With the transition into the workforce come many unique challenges. Communication continues to be an issue. Also, social interaction is important towards helping someone on the spectrum find work they can thrive in. Finding the appropriate job is also crucial. For those on the spectrum, environments with minimal distractions and a predictable, steady schedule are common requirements.





In the end, gaining acceptance with autism needs to start from the home. Many children and adults, once aware of how and why they’re different from their peers, may have a hard time not resenting their current situation. They may find themselves seeking distractions. And trying to distance themselves from interacting with others due to painful experiences and challenges. Which further isolates them later in life.


While many mistake those with autism as being somehow less emotional or incapable of empathy, children and adults with autism have all the same emotional needs that any other human being possesses. They do wish very badly to belong.


Helping them accept themselves and their condition should be an important first step into acceptance with autism. From there, many different behavioral approaches can help them find ways to start interacting with their peers. Such as to start developing mechanisms to cope with their condition and still make friends, find work, or function a little more independently.


Depending on where you or your child is on the spectrum, the expected outcome of any course of treatment will be wildly different. Some adults cannot live without the constant support of their loved ones. Others learn to live on their own without any treatment.


But some still struggle with some respect to their ability to interact with others. And to benefit off of the support that certain kinds of treatment and intervention may offer. Treatment for autism is wholly flexible and depends on each person’s unique circumstances and needs.

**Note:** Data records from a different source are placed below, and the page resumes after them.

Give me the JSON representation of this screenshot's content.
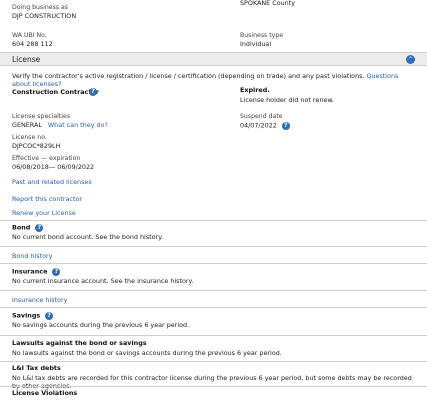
{
  "top": {
    "dba_label": "Doing business as",
    "dba_value": "DJP CONSTRUCTION",
    "county_value": "SPOKANE County",
    "ubi_label": "WA UBI No.",
    "ubi_value": "604 288 112",
    "business_type_label": "Business type",
    "business_type_value": "Individual"
  },
  "license": {
    "section_title": "License",
    "collapse_icon": "chevron-up-icon",
    "intro_text": "Verify the contractor's active registration / license / certification (depending on trade) and any past violations.",
    "intro_link": "Questions about licenses?",
    "type_label": "Construction Contractor",
    "status": "Expired.",
    "status_note": "License holder did not renew.",
    "specialties_label": "License specialties",
    "specialties_value": "GENERAL",
    "specialties_link": "What can they do?",
    "suspend_label": "Suspend date",
    "suspend_value": "04/07/2022",
    "number_label": "License no.",
    "number_value": "DJPCOC*829LH",
    "effective_label": "Effective — expiration",
    "effective_value": "06/08/2018— 06/09/2022",
    "past_link": "Past and related licenses",
    "report_link": "Report this contractor",
    "renew_link": "Renew your License"
  },
  "bond": {
    "title": "Bond",
    "text": "No current bond account. See the bond history.",
    "link": "Bond history"
  },
  "insurance": {
    "title": "Insurance",
    "text": "No current insurance account. See the insurance history.",
    "link": "Insurance history"
  },
  "savings": {
    "title": "Savings",
    "text": "No savings accounts during the previous 6 year period."
  },
  "lawsuits": {
    "title": "Lawsuits against the bond or savings",
    "text": "No lawsuits against the bond or savings accounts during the previous 6 year period."
  },
  "tax": {
    "title": "L&I Tax debts",
    "text": "No L&I tax debts are recorded for this contractor license during the previous 6 year period, but some debts may be recorded by other agencies."
  },
  "violations": {
    "title": "License Violations"
  },
  "colors": {
    "link": "#2a62a8",
    "help_icon": "#2f6fb5",
    "header_bg": "#ececec"
  }
}
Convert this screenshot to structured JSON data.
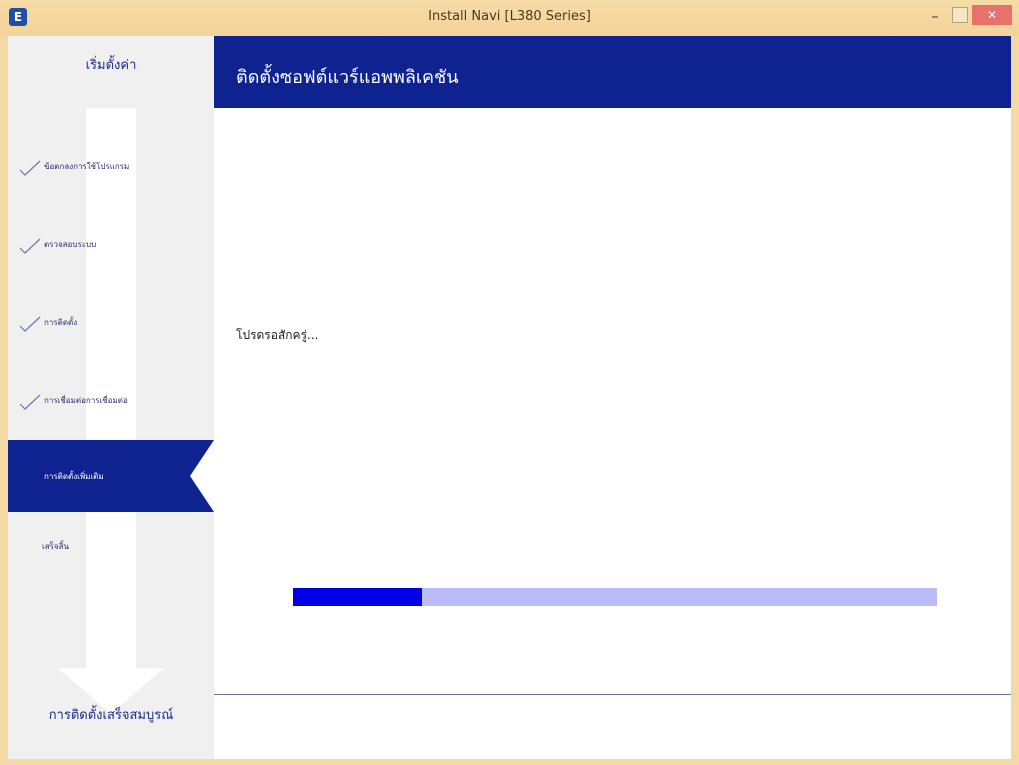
{
  "window": {
    "title": "Install Navi [L380 Series]",
    "app_icon_glyph": "E",
    "min_glyph": "–",
    "close_glyph": "✕"
  },
  "sidebar": {
    "top_label": "เริ่มตั้งค่า",
    "steps": [
      {
        "label": "ข้อตกลงการใช้โปรแกรม",
        "state": "done"
      },
      {
        "label": "ตรวจสอบระบบ",
        "state": "done"
      },
      {
        "label": "การติดตั้ง",
        "state": "done"
      },
      {
        "label": "การเชื่อมต่อการเชื่อมต่อ",
        "state": "done"
      },
      {
        "label": "การติดตั้งเพิ่มเติม",
        "state": "active"
      },
      {
        "label": "เสร็จสิ้น",
        "state": "pending"
      }
    ],
    "bottom_label": "การติดตั้งเสร็จสมบูรณ์"
  },
  "header": {
    "title": "ติดตั้งซอฟต์แวร์แอพพลิเคชัน"
  },
  "content": {
    "status": "โปรดรอสักครู่...",
    "progress_fraction": 0.2
  },
  "colors": {
    "header_bg": "#0f2390",
    "progress_fill": "#0000e6",
    "progress_track": "#babcf7",
    "titlebar": "#f5d9a4"
  }
}
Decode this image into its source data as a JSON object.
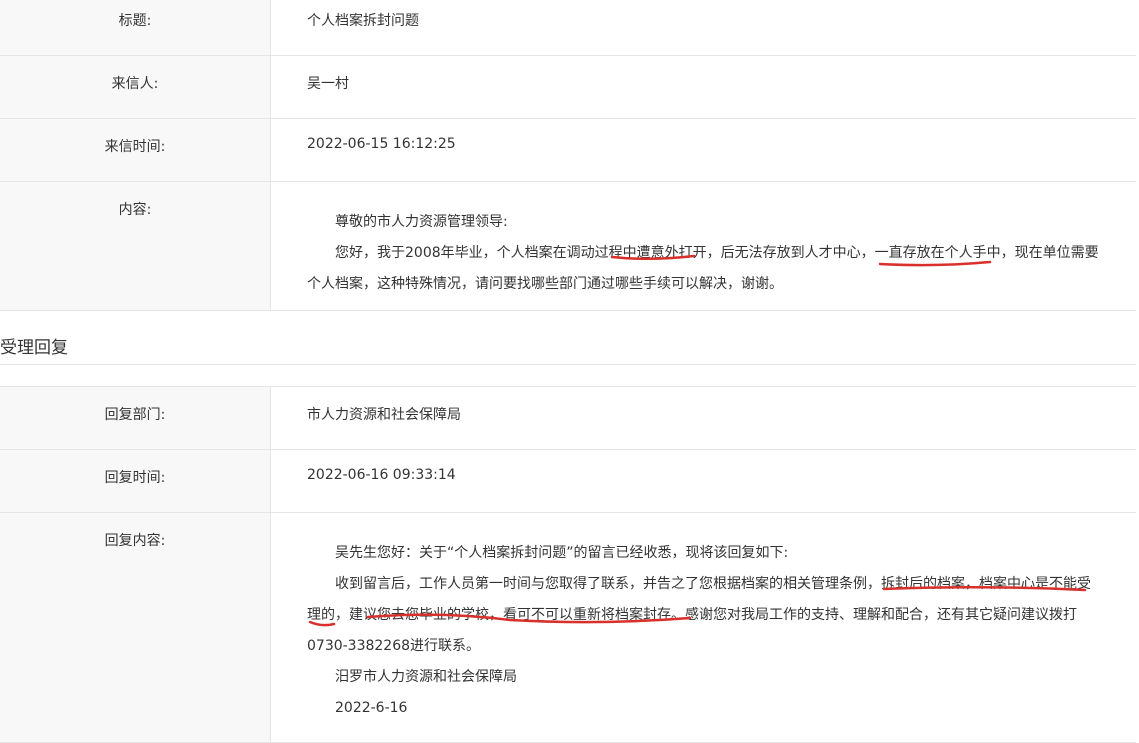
{
  "letter": {
    "title_label": "标题:",
    "title_value": "个人档案拆封问题",
    "sender_label": "来信人:",
    "sender_value": "吴一村",
    "time_label": "来信时间:",
    "time_value": "2022-06-15 16:12:25",
    "content_label": "内容:",
    "content_p1": "尊敬的市人力资源管理领导:",
    "content_p2": "您好，我于2008年毕业，个人档案在调动过程中遭意外打开，后无法存放到人才中心，一直存放在个人手中，现在单位需要个人档案，这种特殊情况，请问要找哪些部门通过哪些手续可以解决，谢谢。"
  },
  "reply_section_title": "受理回复",
  "reply": {
    "dept_label": "回复部门:",
    "dept_value": "市人力资源和社会保障局",
    "time_label": "回复时间:",
    "time_value": "2022-06-16 09:33:14",
    "content_label": "回复内容:",
    "content_p1": "吴先生您好：关于“个人档案拆封问题”的留言已经收悉，现将该回复如下:",
    "content_p2": "收到留言后，工作人员第一时间与您取得了联系，并告之了您根据档案的相关管理条例，拆封后的档案，档案中心是不能受理的，建议您去您毕业的学校，看可不可以重新将档案封存。感谢您对我局工作的支持、理解和配合，还有其它疑问建议拨打0730-3382268进行联系。",
    "signature": "汨罗市人力资源和社会保障局",
    "date": "2022-6-16"
  },
  "annotation_color": "#d9302c"
}
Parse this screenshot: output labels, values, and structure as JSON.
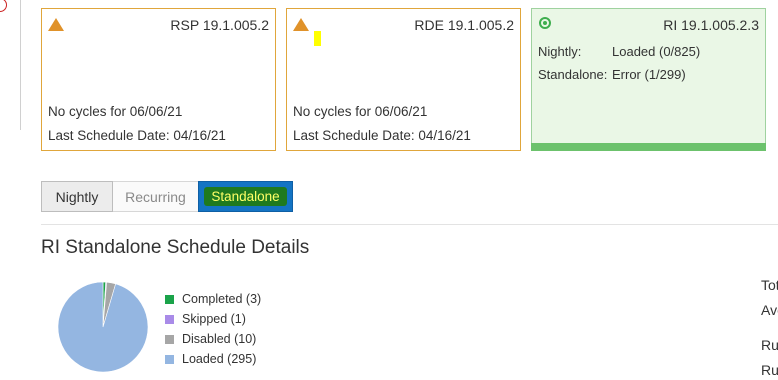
{
  "cards": [
    {
      "title": "RSP 19.1.005.2",
      "line1": "No cycles for 06/06/21",
      "line2": "Last Schedule Date: 04/16/21"
    },
    {
      "title": "RDE 19.1.005.2",
      "line1": "No cycles for 06/06/21",
      "line2": "Last Schedule Date: 04/16/21"
    },
    {
      "title": "RI 19.1.005.2.3",
      "nightly_label": "Nightly:",
      "nightly_value": "Loaded (0/825)",
      "standalone_label": "Standalone:",
      "standalone_value": "Error (1/299)"
    }
  ],
  "tabs": {
    "nightly": "Nightly",
    "recurring": "Recurring",
    "standalone": "Standalone",
    "selected": "Standalone"
  },
  "section_title": "RI Standalone Schedule Details",
  "chart_data": {
    "type": "pie",
    "categories": [
      "Completed",
      "Skipped",
      "Disabled",
      "Loaded"
    ],
    "values": [
      3,
      1,
      10,
      295
    ],
    "colors": [
      "#1aa34a",
      "#a98be8",
      "#a6a6a6",
      "#94b6e1"
    ],
    "legend": [
      "Completed (3)",
      "Skipped (1)",
      "Disabled (10)",
      "Loaded (295)"
    ],
    "legend_position": "right"
  },
  "right_truncated": [
    "Tot",
    "Ave",
    "Ru",
    "Ru"
  ],
  "icons": {
    "warning": "warning-triangle-icon",
    "ok": "radio-check-icon"
  }
}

Behavioral intervention and long-term support can do a lot to help children and adults to gain acceptance with autism. As well as to develop the means to own their identity and disorder while still effectively communicating with others.